Minnesota natives are no strangers to ice and snow. However, that doesn't mean that they aren't injured on icy or snowy surfaces on a regular basis throughout the winter season. In fact, according to a recent article physicians in the Twin Cities area have seen more patients as of late -- both emergency room patients and those admitted to the hospital -- due to slip-and-falls on icy surfaces outside. Injuries to patients' wrists and ankles are common. The wrist injuries usually occur when a person reaches out to catch their fall. Ankle injuries often occur when a person twists while falling.

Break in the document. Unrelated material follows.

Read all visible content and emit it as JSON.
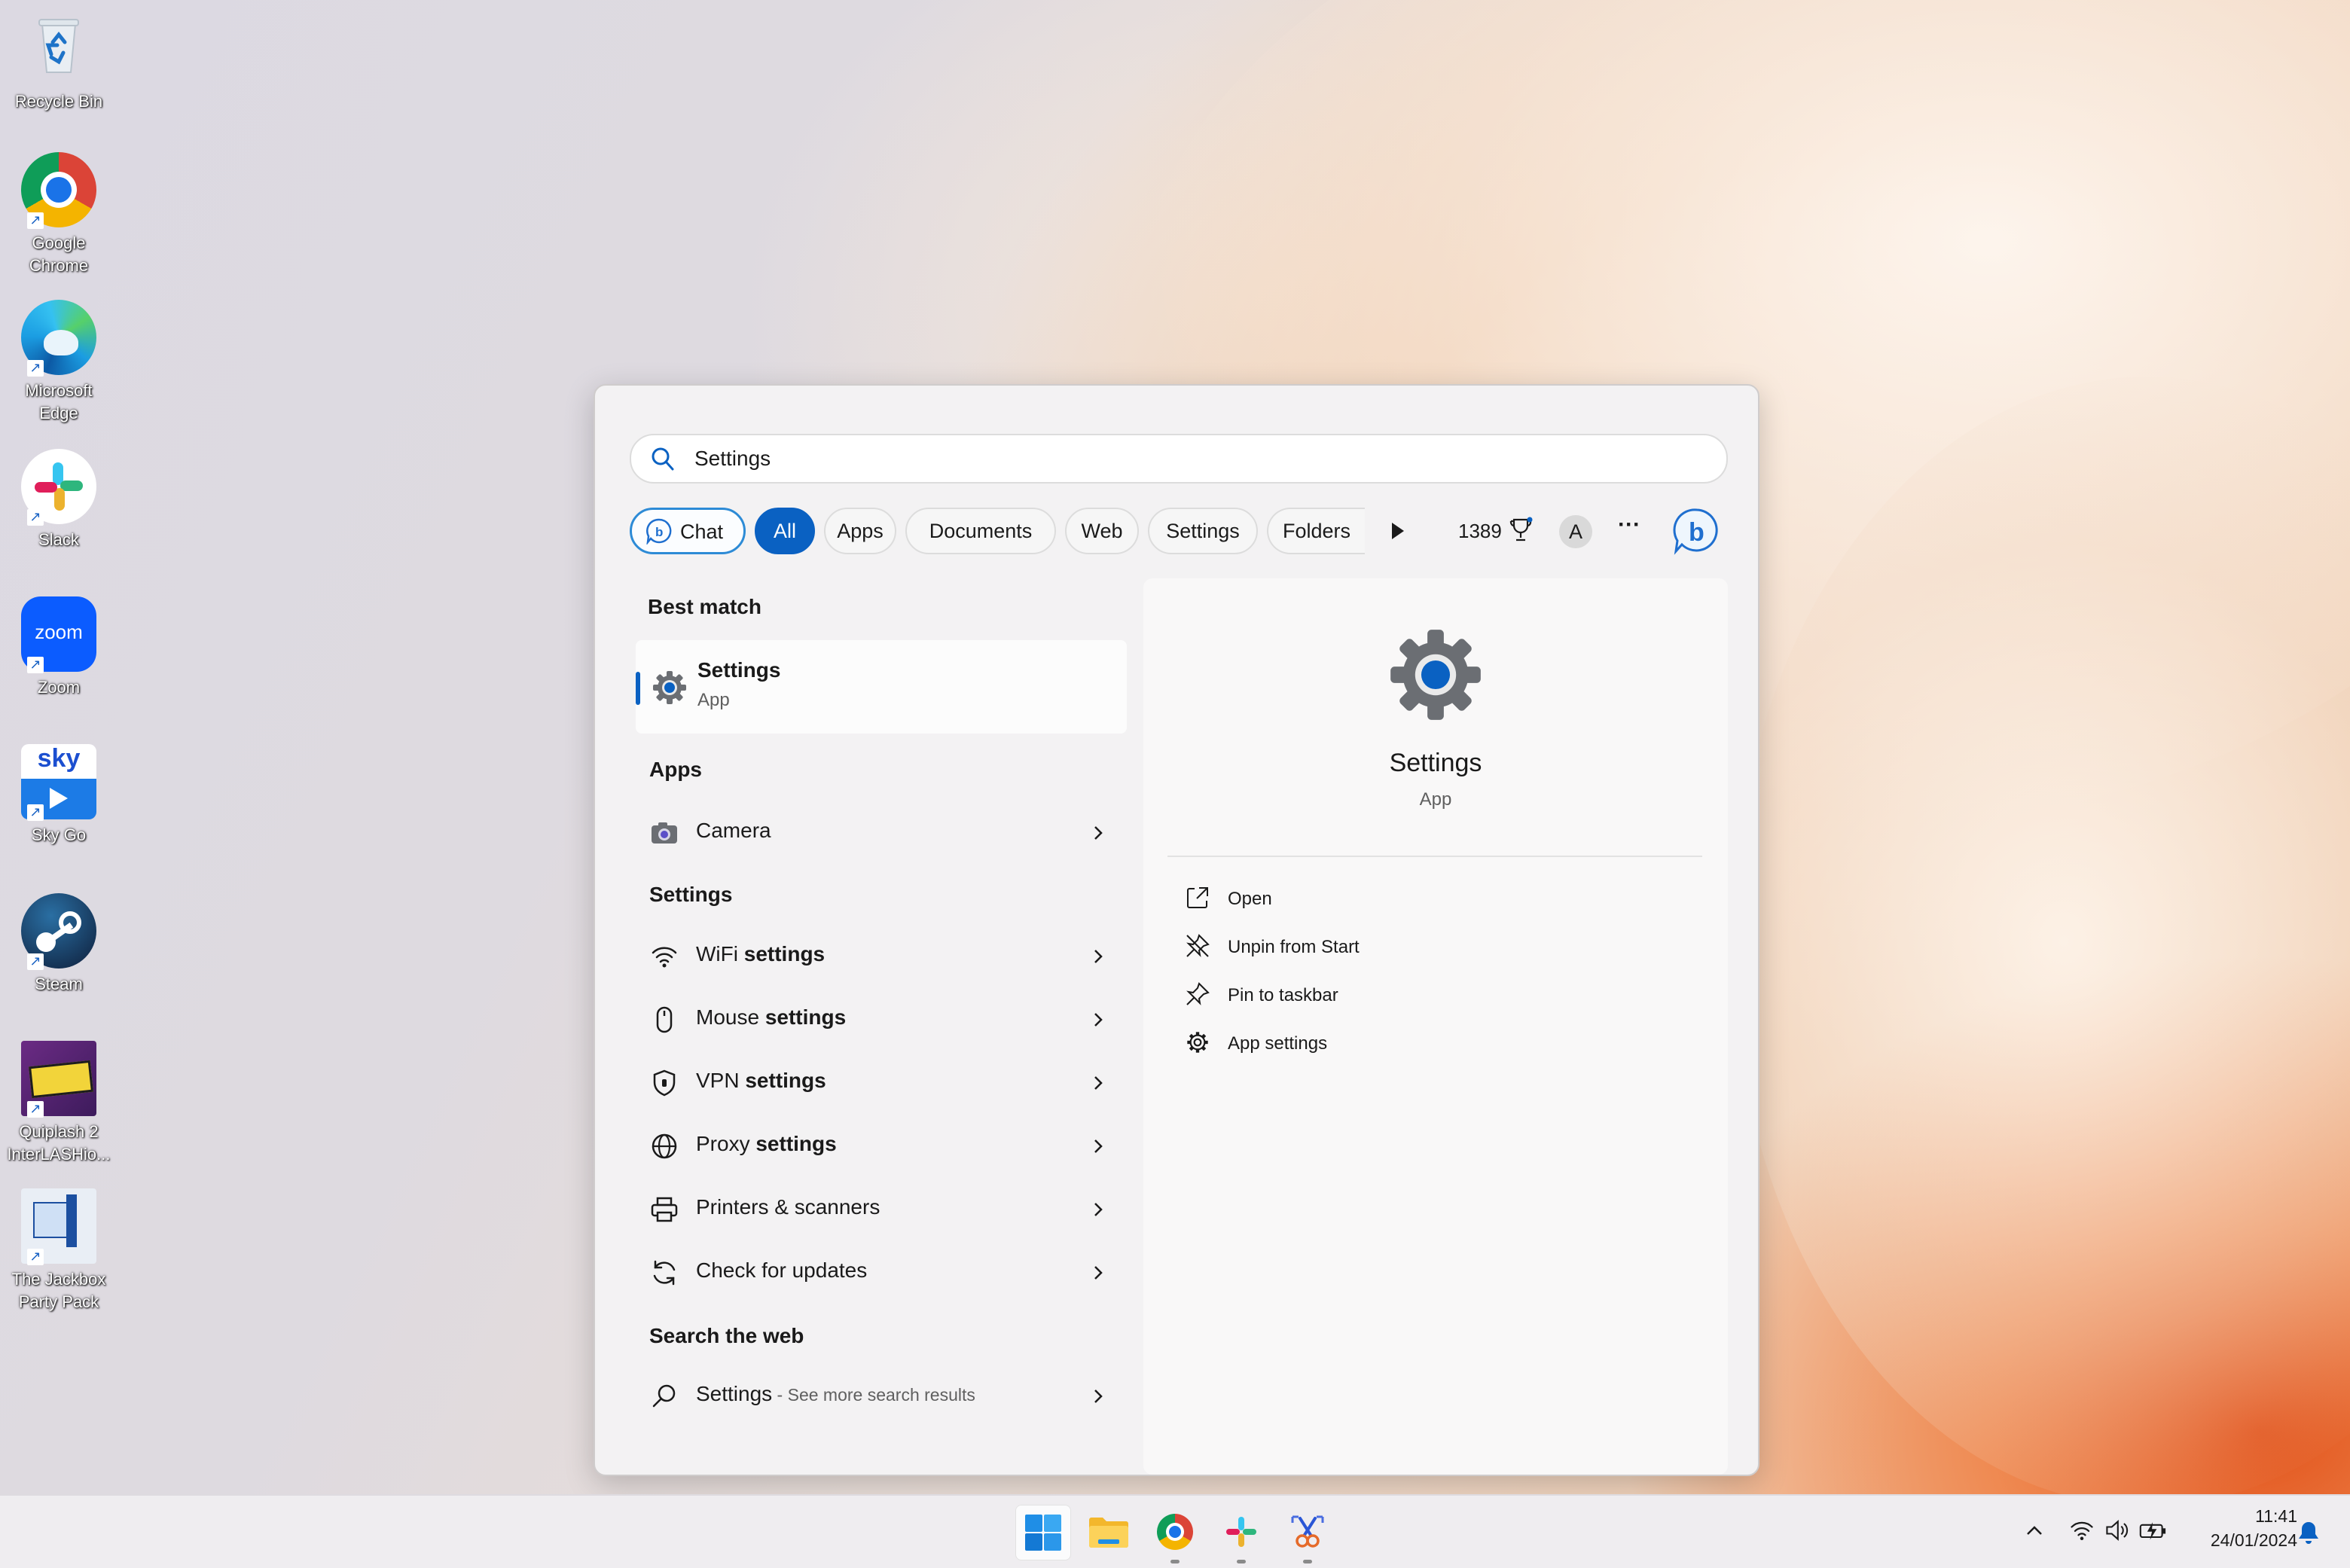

Between December 15, 2016, and January 6, 2017, Hennepin County Medical Center received 19 patients with broken legs, 15 patients with broken arms, 15 patients with strains, cuts or bruises, 11 patients with head injuries, including concussions and 10 other patients who suffered a variety of injuries in wintertime slip and fall accidents on the ice or snow.

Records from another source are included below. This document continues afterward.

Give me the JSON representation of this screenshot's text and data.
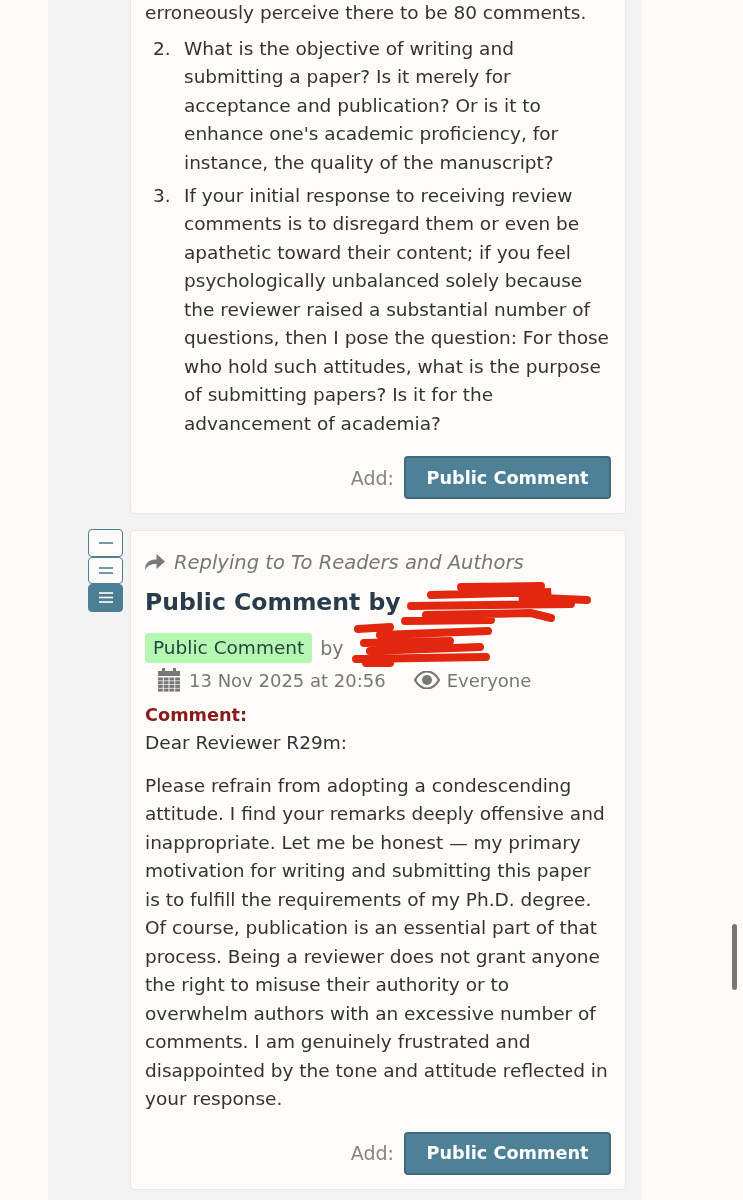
{
  "previous_comment": {
    "text_tail": "erroneously perceive there to be 80 comments.",
    "list": [
      {
        "number": "2.",
        "text": "What is the objective of writing and submitting a paper? Is it merely for acceptance and publication? Or is it to enhance one's academic proficiency, for instance, the quality of the manuscript?"
      },
      {
        "number": "3.",
        "text": "If your initial response to receiving review comments is to disregard them or even be apathetic toward their content; if you feel psychologically unbalanced solely because the reviewer raised a substantial number of questions, then I pose the question: For those who hold such attitudes, what is the purpose of submitting papers? Is it for the advancement of academia?"
      }
    ],
    "add_label": "Add:",
    "add_button": "Public Comment"
  },
  "view_toggles": [
    {
      "kind": "single",
      "selected": false
    },
    {
      "kind": "double",
      "selected": false
    },
    {
      "kind": "triple",
      "selected": true
    }
  ],
  "reply": {
    "replying_to": "Replying to To Readers and Authors",
    "title": "Public Comment by",
    "redacted": true,
    "badge": "Public Comment",
    "by": "by",
    "date": "13 Nov 2025 at 20:56",
    "visibility": "Everyone",
    "field_label": "Comment:",
    "paragraphs": [
      "Dear Reviewer R29m:",
      "Please refrain from adopting a condescending attitude. I find your remarks deeply offensive and inappropriate. Let me be honest — my primary motivation for writing and submitting this paper is to fulfill the requirements of my Ph.D. degree. Of course, publication is an essential part of that process. Being a reviewer does not grant anyone the right to misuse their authority or to overwhelm authors with an excessive number of comments. I am genuinely frustrated and disappointed by the tone and attitude reflected in your response."
    ],
    "add_label": "Add:",
    "add_button": "Public Comment"
  }
}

Minneapolis has responded by offering residents sand at no cost to keep their driveways and sidewalks less slippery. Sand is available at four locations, 24 hours a day, for residents to come and take away. Medical professionals advocate liberal sanding and salting outside of residents' homes and stores. Even snow-covered streets can have ice hidden underneath.
Head injuries are especially dangerous. An untreated concussion actually has the potential to have a long-term effect on a person's health. Not every concussion can be captured on a CT scan. However, they can still cause problems with a person's ability to sleep, emotional issues, issues concentrating and issues relating to friends and loved ones.
Slip and fall accidents can be costly, particularly if a person needs an operation, an extended hospital stay or rehabilitation. If a person's slip and fall accident is due to a property owner's negligence, then that person may want to determine whether or not legal action can be taken against the property owner for the injuries suffered.
Source: StarTribune, "Ouch! Twin Cities doctors seeing more injuries from falls on ice," Pat Pheifer, Jan. 6, 2017